India’s magnificent plurality can not be contained in a homogenous sentence that favours only one side of the scale. Taking up this monumental challenge is Nidhi Razdan’s ‘Left, Right and Centre: The Idea of India’ that celebrates every aspect of the country, since its Independence 70 years ago.
In his essay ‘Through the Past into the Future’, Former Finance Minister, Yashwant Sinha, talks about the way forward despite all the major roadblocks a country of teeming billions faces every day. In spite of the many governments India has seen since its Independence, and in spite of all that it has achieved, Sinha highlights the pressing concerns that still keep the nation from being the superpower it deserves to be.
Here’s an excerpt from his essay.
It is debatable whether India has achieved all it should have in the seventy years since independence. On the one hand, we have sent the Mangalyaan to explore the planet Mars. Our space agency is capable of launching more than a 100 satellites together. We lead the rest of the world in information technology. Yet, there are hundreds if not thousands of villages which lack the basic amenities of life like an all-weather road, potable drinking water, proper sanitation and health facilities or proper schools. Unemployment continues to be a major problem.
Every government claims to have done its best to solve these problems yet they refuse to go away. Governments are always short on resources; the tax base does not expand despite inspector raj. Only the poor and the innocent are caught and the rich and famous get away. Millions of cases are pending in courts, the jails are full of undertrial prisoners, many of them having spent the maximum jail term which their crime may have merited. There are many ills from which we suffer today. We have miles to go before we rest. But what is the goal that we must set for ourselves for the remaining decades of this century and what are the means by which we can achieve it?
India must strive to reach the top of the league of nations— the top two or three in the world. That is our destiny and we must fulfil it. To arrive there, we must eradicate the bane of poverty, misery and deprivation in our society at the soonest. It is not difficult to achieve this goal.
Our two-pronged strategy should consist of high and sustained economic growth of around 8 per cent per annum for the next twenty years or so and a direct attack on poverty and deprivation. In an uncertain global scenario where globalization is on the retreat and economic nationalism is coming to the fore, we must depend on our own demand, our own resources and our own people to achieve the desired growth rate.
We have massive unmet demand in our economy. Our country is crying out for modern infrastructure. We must build lakhs of kilometres of roads of all kinds, national highways, state highways and rural roads, to connect our country and its people. We need irrigation works especially of the medium and the minor kind to irrigate our still-parched fields. We need all kinds of power, renewable and thermal, to light up our homes, irrigate our fields and run our factories. We need new towns and cities to provide for the population migrating from the rural areas into modern urban centres and to relieve the pressure on farmland and the villages, as well as the existing overcrowded and choking cities.
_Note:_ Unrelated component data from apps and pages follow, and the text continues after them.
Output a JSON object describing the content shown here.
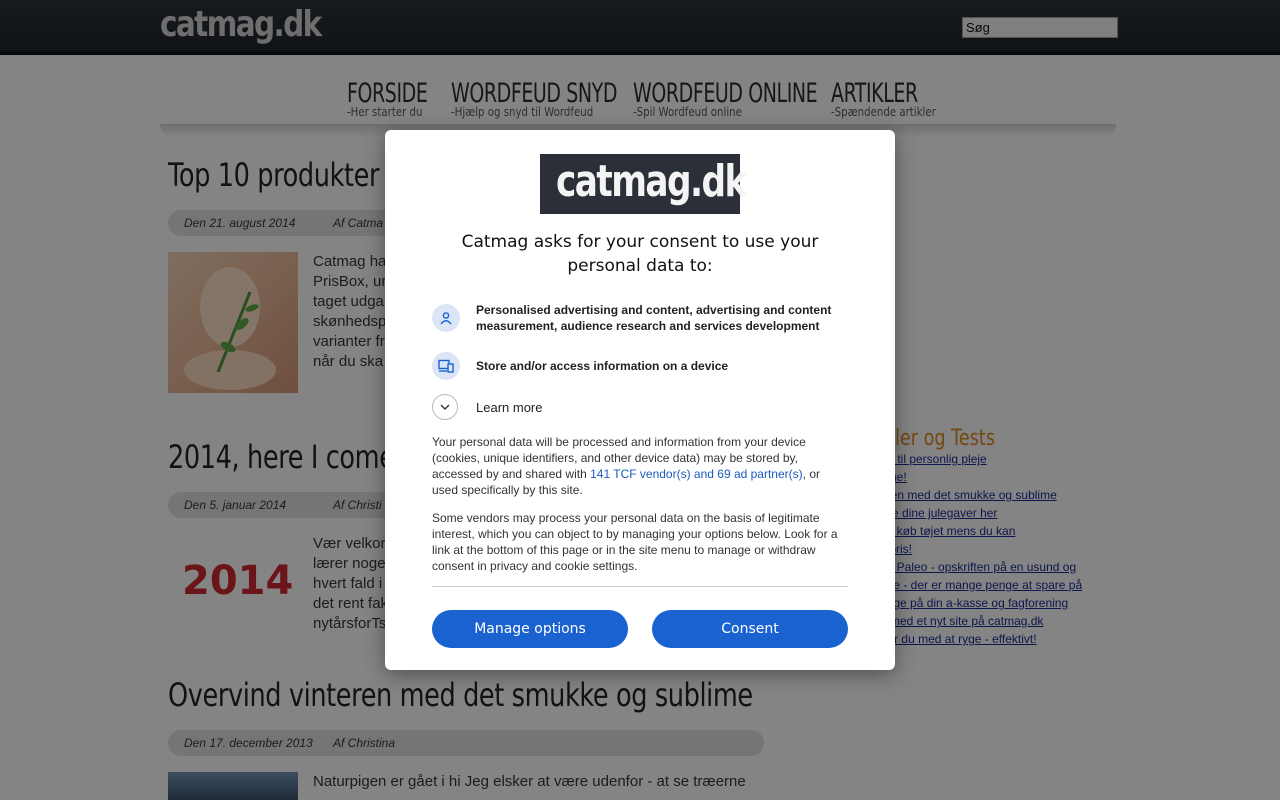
{
  "header": {
    "logo": "catmag.dk",
    "search_value": "Søg"
  },
  "nav": [
    {
      "title": "FORSIDE",
      "subtitle": "-Her starter du"
    },
    {
      "title": "WORDFEUD SNYD",
      "subtitle": "-Hjælp og snyd til Wordfeud"
    },
    {
      "title": "WORDFEUD ONLINE",
      "subtitle": "-Spil Wordfeud online"
    },
    {
      "title": "ARTIKLER",
      "subtitle": "-Spændende artikler"
    }
  ],
  "posts": [
    {
      "title": "Top 10 produkter til",
      "date": "Den 21. august 2014",
      "author": "Af Catma",
      "excerpt": [
        "Catmag ha",
        "PrisBox, ur",
        "taget udga",
        "skønhedsp",
        "varianter fr",
        "når du ska"
      ]
    },
    {
      "title": "2014, here I come!",
      "date": "Den 5. januar 2014",
      "author": "Af Christi",
      "thumb_text": "2014",
      "excerpt": [
        "Vær velkor",
        "lærer noge",
        "hvert fald i",
        "det rent fak",
        "nytårsforTs"
      ]
    },
    {
      "title": "Overvind vinteren med det smukke og sublime",
      "date": "Den 17. december 2013",
      "author": "Af Christina",
      "excerpt": [
        "Naturpigen er gået i hi  Jeg elsker at være udenfor - at se træerne"
      ]
    }
  ],
  "sidebar": {
    "title": "ikler og Tests",
    "links": [
      "ter til personlig pleje",
      "ome!",
      "eren med det smukke og sublime",
      "alle dine julegaver her",
      "s - køb tøjet mens du kan",
      "v pris!",
      "og Paleo - opskriften på en usund og",
      "",
      "nge - der er mange penge at spare på",
      "",
      "enge på din a-kasse og fagforening",
      "n med et nyt site på catmag.dk",
      "Sådan stopper du med at ryge - effektivt!"
    ]
  },
  "consent": {
    "logo": "catmag.dk",
    "heading": "Catmag asks for your consent to use your personal data to:",
    "purposes": [
      {
        "icon": "person-icon",
        "text": "Personalised advertising and content, advertising and content measurement, audience research and services development"
      },
      {
        "icon": "devices-icon",
        "text": "Store and/or access information on a device"
      }
    ],
    "learn_more": "Learn more",
    "para1_before": "Your personal data will be processed and information from your device (cookies, unique identifiers, and other device data) may be stored by, accessed by and shared with ",
    "para1_link": "141 TCF vendor(s) and 69 ad partner(s)",
    "para1_after": ", or used specifically by this site.",
    "para2": "Some vendors may process your personal data on the basis of legitimate interest, which you can object to by managing your options below. Look for a link at the bottom of this page or in the site menu to manage or withdraw consent in privacy and cookie settings.",
    "manage_label": "Manage options",
    "consent_label": "Consent"
  },
  "colors": {
    "accent": "#1a62d0",
    "sidebar_title": "#d4821f",
    "topbar": "#22272e"
  }
}
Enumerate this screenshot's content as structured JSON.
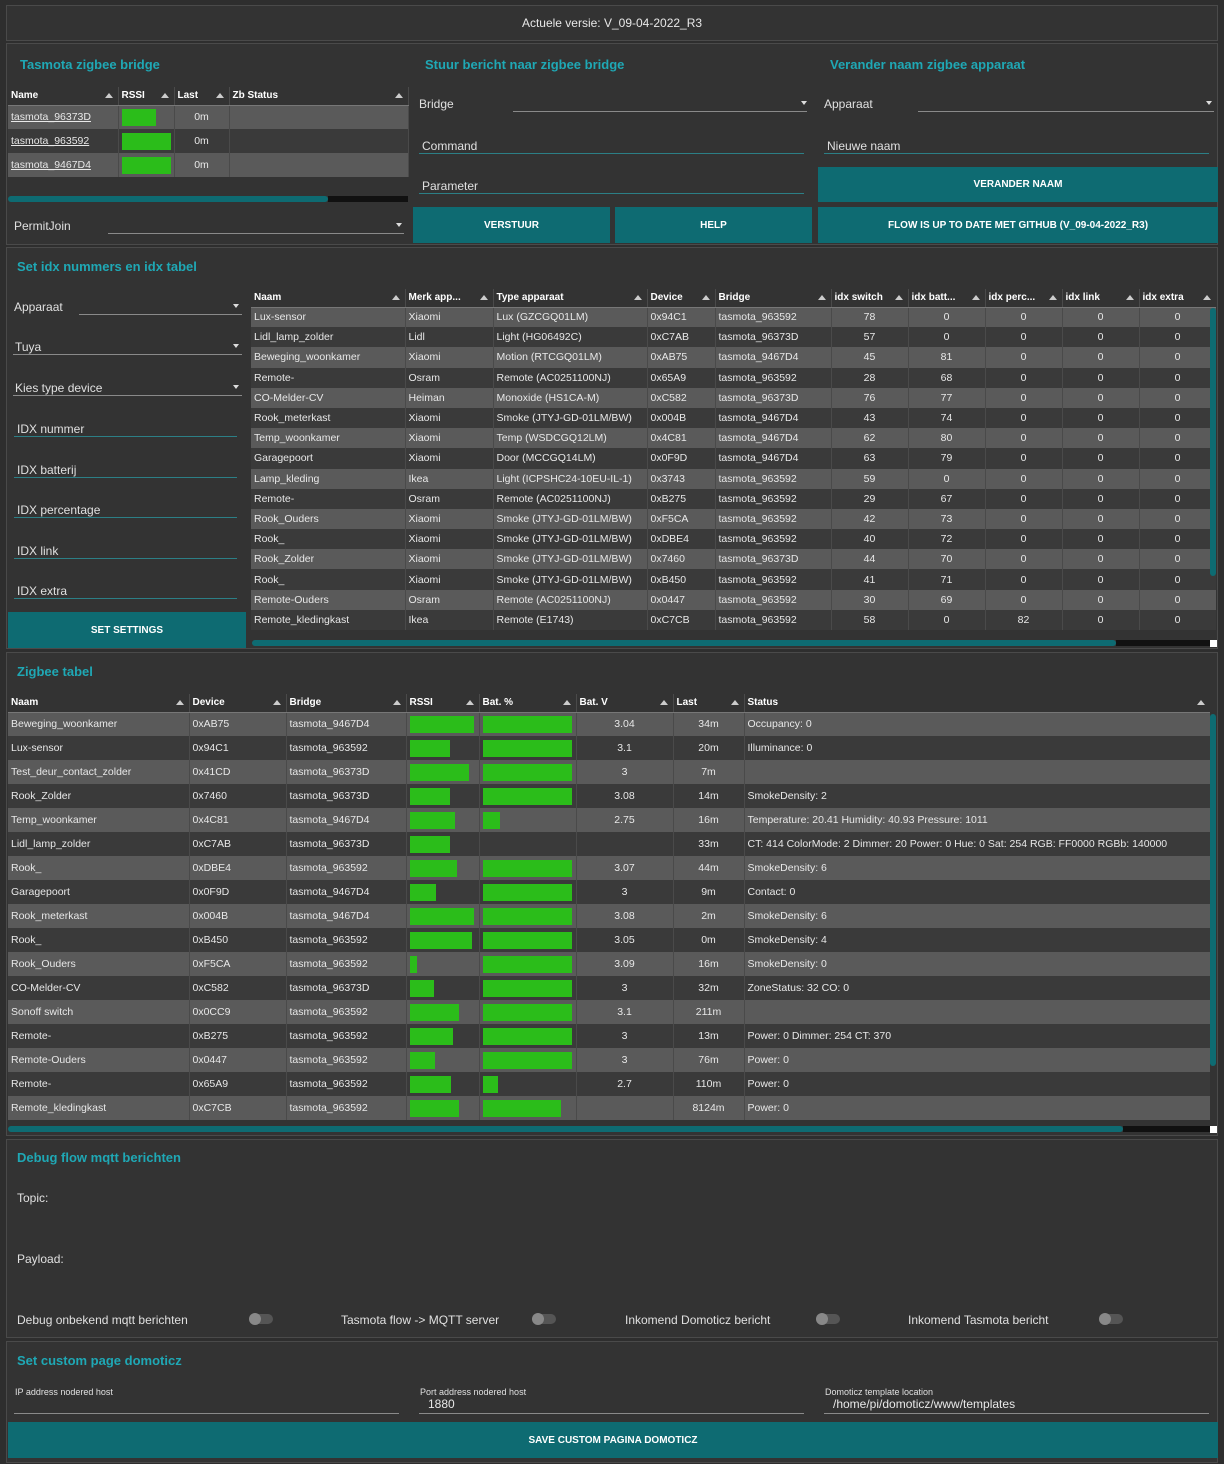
{
  "version_text": "Actuele versie: V_09-04-2022_R3",
  "bridge_panel": {
    "title": "Tasmota zigbee bridge",
    "columns": [
      "Name",
      "RSSI",
      "Last",
      "Zb Status"
    ],
    "rows": [
      {
        "name": "tasmota_96373D",
        "rssi": 0.7,
        "last": "0m",
        "status": ""
      },
      {
        "name": "tasmota_963592",
        "rssi": 1.0,
        "last": "0m",
        "status": ""
      },
      {
        "name": "tasmota_9467D4",
        "rssi": 1.0,
        "last": "0m",
        "status": ""
      }
    ],
    "permitjoin_label": "PermitJoin"
  },
  "send_panel": {
    "title": "Stuur bericht naar zigbee bridge",
    "bridge_label": "Bridge",
    "command_label": "Command",
    "parameter_label": "Parameter",
    "send_button": "VERSTUUR",
    "help_button": "HELP"
  },
  "rename_panel": {
    "title": "Verander naam zigbee apparaat",
    "device_label": "Apparaat",
    "new_name_label": "Nieuwe naam",
    "rename_button": "VERANDER NAAM",
    "flow_button": "FLOW IS UP TO DATE MET GITHUB (V_09-04-2022_R3)"
  },
  "idx_panel": {
    "title": "Set idx nummers en idx tabel",
    "fields": {
      "apparaat": "Apparaat",
      "tuya": "Tuya",
      "type": "Kies type device",
      "idx_nummer": "IDX nummer",
      "idx_batterij": "IDX batterij",
      "idx_percentage": "IDX percentage",
      "idx_link": "IDX link",
      "idx_extra": "IDX extra"
    },
    "set_button": "SET SETTINGS",
    "columns": [
      "Naam",
      "Merk app...",
      "Type apparaat",
      "Device",
      "Bridge",
      "idx switch",
      "idx batt...",
      "idx perc...",
      "idx link",
      "idx extra"
    ],
    "rows": [
      [
        "Lux-sensor",
        "Xiaomi",
        "Lux (GZCGQ01LM)",
        "0x94C1",
        "tasmota_963592",
        "78",
        "0",
        "0",
        "0",
        "0"
      ],
      [
        "Lidl_lamp_zolder",
        "Lidl",
        "Light (HG06492C)",
        "0xC7AB",
        "tasmota_96373D",
        "57",
        "0",
        "0",
        "0",
        "0"
      ],
      [
        "Beweging_woonkamer",
        "Xiaomi",
        "Motion (RTCGQ01LM)",
        "0xAB75",
        "tasmota_9467D4",
        "45",
        "81",
        "0",
        "0",
        "0"
      ],
      [
        "Remote-",
        "Osram",
        "Remote (AC0251100NJ)",
        "0x65A9",
        "tasmota_963592",
        "28",
        "68",
        "0",
        "0",
        "0"
      ],
      [
        "CO-Melder-CV",
        "Heiman",
        "Monoxide (HS1CA-M)",
        "0xC582",
        "tasmota_96373D",
        "76",
        "77",
        "0",
        "0",
        "0"
      ],
      [
        "Rook_meterkast",
        "Xiaomi",
        "Smoke (JTYJ-GD-01LM/BW)",
        "0x004B",
        "tasmota_9467D4",
        "43",
        "74",
        "0",
        "0",
        "0"
      ],
      [
        "Temp_woonkamer",
        "Xiaomi",
        "Temp (WSDCGQ12LM)",
        "0x4C81",
        "tasmota_9467D4",
        "62",
        "80",
        "0",
        "0",
        "0"
      ],
      [
        "Garagepoort",
        "Xiaomi",
        "Door (MCCGQ14LM)",
        "0x0F9D",
        "tasmota_9467D4",
        "63",
        "79",
        "0",
        "0",
        "0"
      ],
      [
        "Lamp_kleding",
        "Ikea",
        "Light (ICPSHC24-10EU-IL-1)",
        "0x3743",
        "tasmota_963592",
        "59",
        "0",
        "0",
        "0",
        "0"
      ],
      [
        "Remote-",
        "Osram",
        "Remote (AC0251100NJ)",
        "0xB275",
        "tasmota_963592",
        "29",
        "67",
        "0",
        "0",
        "0"
      ],
      [
        "Rook_Ouders",
        "Xiaomi",
        "Smoke (JTYJ-GD-01LM/BW)",
        "0xF5CA",
        "tasmota_963592",
        "42",
        "73",
        "0",
        "0",
        "0"
      ],
      [
        "Rook_",
        "Xiaomi",
        "Smoke (JTYJ-GD-01LM/BW)",
        "0xDBE4",
        "tasmota_963592",
        "40",
        "72",
        "0",
        "0",
        "0"
      ],
      [
        "Rook_Zolder",
        "Xiaomi",
        "Smoke (JTYJ-GD-01LM/BW)",
        "0x7460",
        "tasmota_96373D",
        "44",
        "70",
        "0",
        "0",
        "0"
      ],
      [
        "Rook_",
        "Xiaomi",
        "Smoke (JTYJ-GD-01LM/BW)",
        "0xB450",
        "tasmota_963592",
        "41",
        "71",
        "0",
        "0",
        "0"
      ],
      [
        "Remote-Ouders",
        "Osram",
        "Remote (AC0251100NJ)",
        "0x0447",
        "tasmota_963592",
        "30",
        "69",
        "0",
        "0",
        "0"
      ],
      [
        "Remote_kledingkast",
        "Ikea",
        "Remote (E1743)",
        "0xC7CB",
        "tasmota_963592",
        "58",
        "0",
        "82",
        "0",
        "0"
      ]
    ]
  },
  "zigbee_panel": {
    "title": "Zigbee tabel",
    "columns": [
      "Naam",
      "Device",
      "Bridge",
      "RSSI",
      "Bat. %",
      "Bat. V",
      "Last",
      "Status"
    ],
    "rows": [
      {
        "naam": "Beweging_woonkamer",
        "device": "0xAB75",
        "bridge": "tasmota_9467D4",
        "rssi": 0.97,
        "bat": 1.0,
        "batv": "3.04",
        "last": "34m",
        "status": "Occupancy: 0"
      },
      {
        "naam": "Lux-sensor",
        "device": "0x94C1",
        "bridge": "tasmota_963592",
        "rssi": 0.61,
        "bat": 1.0,
        "batv": "3.1",
        "last": "20m",
        "status": "Illuminance: 0"
      },
      {
        "naam": "Test_deur_contact_zolder",
        "device": "0x41CD",
        "bridge": "tasmota_96373D",
        "rssi": 0.9,
        "bat": 1.0,
        "batv": "3",
        "last": "7m",
        "status": ""
      },
      {
        "naam": "Rook_Zolder",
        "device": "0x7460",
        "bridge": "tasmota_96373D",
        "rssi": 0.61,
        "bat": 1.0,
        "batv": "3.08",
        "last": "14m",
        "status": "SmokeDensity: 2"
      },
      {
        "naam": "Temp_woonkamer",
        "device": "0x4C81",
        "bridge": "tasmota_9467D4",
        "rssi": 0.68,
        "bat": 0.19,
        "batv": "2.75",
        "last": "16m",
        "status": "Temperature: 20.41 Humidity: 40.93 Pressure: 1011"
      },
      {
        "naam": "Lidl_lamp_zolder",
        "device": "0xC7AB",
        "bridge": "tasmota_96373D",
        "rssi": 0.61,
        "bat": 0,
        "batv": "",
        "last": "33m",
        "status": "CT: 414 ColorMode: 2 Dimmer: 20 Power: 0 Hue: 0 Sat: 254 RGB: FF0000 RGBb: 140000"
      },
      {
        "naam": "Rook_",
        "device": "0xDBE4",
        "bridge": "tasmota_963592",
        "rssi": 0.71,
        "bat": 1.0,
        "batv": "3.07",
        "last": "44m",
        "status": "SmokeDensity: 6"
      },
      {
        "naam": "Garagepoort",
        "device": "0x0F9D",
        "bridge": "tasmota_9467D4",
        "rssi": 0.4,
        "bat": 1.0,
        "batv": "3",
        "last": "9m",
        "status": "Contact: 0"
      },
      {
        "naam": "Rook_meterkast",
        "device": "0x004B",
        "bridge": "tasmota_9467D4",
        "rssi": 0.97,
        "bat": 1.0,
        "batv": "3.08",
        "last": "2m",
        "status": "SmokeDensity: 6"
      },
      {
        "naam": "Rook_",
        "device": "0xB450",
        "bridge": "tasmota_963592",
        "rssi": 0.94,
        "bat": 1.0,
        "batv": "3.05",
        "last": "0m",
        "status": "SmokeDensity: 4"
      },
      {
        "naam": "Rook_Ouders",
        "device": "0xF5CA",
        "bridge": "tasmota_963592",
        "rssi": 0.11,
        "bat": 1.0,
        "batv": "3.09",
        "last": "16m",
        "status": "SmokeDensity: 0"
      },
      {
        "naam": "CO-Melder-CV",
        "device": "0xC582",
        "bridge": "tasmota_96373D",
        "rssi": 0.36,
        "bat": 1.0,
        "batv": "3",
        "last": "32m",
        "status": "ZoneStatus: 32 CO: 0"
      },
      {
        "naam": "Sonoff switch",
        "device": "0x0CC9",
        "bridge": "tasmota_963592",
        "rssi": 0.74,
        "bat": 1.0,
        "batv": "3.1",
        "last": "211m",
        "status": ""
      },
      {
        "naam": "Remote-",
        "device": "0xB275",
        "bridge": "tasmota_963592",
        "rssi": 0.65,
        "bat": 1.0,
        "batv": "3",
        "last": "13m",
        "status": "Power: 0 Dimmer: 254 CT: 370"
      },
      {
        "naam": "Remote-Ouders",
        "device": "0x0447",
        "bridge": "tasmota_963592",
        "rssi": 0.38,
        "bat": 1.0,
        "batv": "3",
        "last": "76m",
        "status": "Power: 0"
      },
      {
        "naam": "Remote-",
        "device": "0x65A9",
        "bridge": "tasmota_963592",
        "rssi": 0.62,
        "bat": 0.17,
        "batv": "2.7",
        "last": "110m",
        "status": "Power: 0"
      },
      {
        "naam": "Remote_kledingkast",
        "device": "0xC7CB",
        "bridge": "tasmota_963592",
        "rssi": 0.74,
        "bat": 0.88,
        "batv": "",
        "last": "8124m",
        "status": "Power: 0"
      }
    ]
  },
  "debug_panel": {
    "title": "Debug flow mqtt berichten",
    "topic_label": "Topic:",
    "payload_label": "Payload:",
    "toggles": [
      "Debug onbekend mqtt berichten",
      "Tasmota flow -> MQTT server",
      "Inkomend Domoticz bericht",
      "Inkomend Tasmota bericht"
    ]
  },
  "custom_panel": {
    "title": "Set custom page domoticz",
    "ip_label": "IP address nodered host",
    "ip_value": "",
    "port_label": "Port address nodered host",
    "port_value": "1880",
    "template_label": "Domoticz template location",
    "template_value": "/home/pi/domoticz/www/templates",
    "save_button": "SAVE CUSTOM PAGINA DOMOTICZ"
  },
  "colors": {
    "accent": "#1fa8b5",
    "button": "#0e6b72",
    "bar": "#2bbd1a"
  }
}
Then, there is the issue of connectivity of these places with modern means of communication like railways and air services, telecom and fast Internet services.
Many more universities are needed and also other centres of excellence. Similarly new research facilities in science and technology are required to meet our growing needs. There is so much to do that the list can go on endlessly. All these activities will contribute to economic growth and generate employment. There will be no dearth of resources. People will always be ready to pay for the services they receive provided they are of quality and are uninterrupted. Resistance comes only when the services supplied are of poor quality and their regular supply is disrupted.
Our Constitution has given primacy to the individual not to the village. I do not know whether that is the reason for the neglect of the village. In the process the individual has also suffered. Is it possible, for a change, to accord primacy to the villages in our country and for the political class to take a vow that the improvement in the quality of the people living in them shall be the first charge on the nation’s resources?
A survey should be conducted in all the villages to find out what is lacking there in terms of basic amenities. We should then prepare time-bound plans to provide them with what they need in a pointed, directed manner much in the way in which the doctors treat cancer patients with radiation. In this way, we shall achieve our goal of improving the life of our fellow citizens within the same resources. Liberation of Indian villages from their wants must be our new battle cry.
Underlying all these activities on the nation building front is the need for political and governance reforms. I have already stated above how politics in this country reached its nadir with criminalization and the use of money power in the elections. Some improvement has taken place but a lot remains to be done. A beginning must be made with the democratization of political parties. Internal democracy within most political parties is becoming increasingly rare. Stricter laws, to be enforced by the Election Commission with the threat of de-recognition, are needed to force political parties to abide by these laws and rules.